A couple of things to note about the games aspect.
First, the illicit market for in-game assets ("gold selling") is over a billion dollars a year in transactions. Most of this comes from compromised accounts, and a billion dollars is enough to catch the interest of the cybercrime "big boys"; the moreso because law enforcement isn't going to do anything about it.
Secondly, video game hacks are every bit as effective an entry point into your computer as a poisoned PDF or Java exploit; even better, actually, since the bad guy knows for sure that the software to be exploited is installed on your computer. Once you're compromised, the key loggers will happily record your online banking and finance transactions, the botnet clients will have you sending out goat porn, and your computer will be participating in DDoS attacks. It doesn't matter how you became compromised; the result is the same.

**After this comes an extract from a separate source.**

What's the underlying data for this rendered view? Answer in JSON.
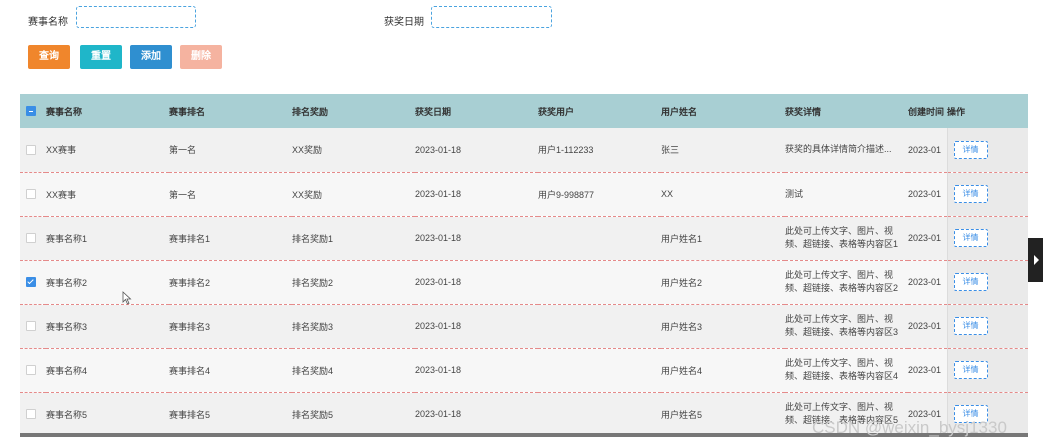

You no longer own your computer, and the bad guys can then use it for anything they way.
And let's not even talk about the common practice of using the same email address/password combination in video game logins as elsewhere...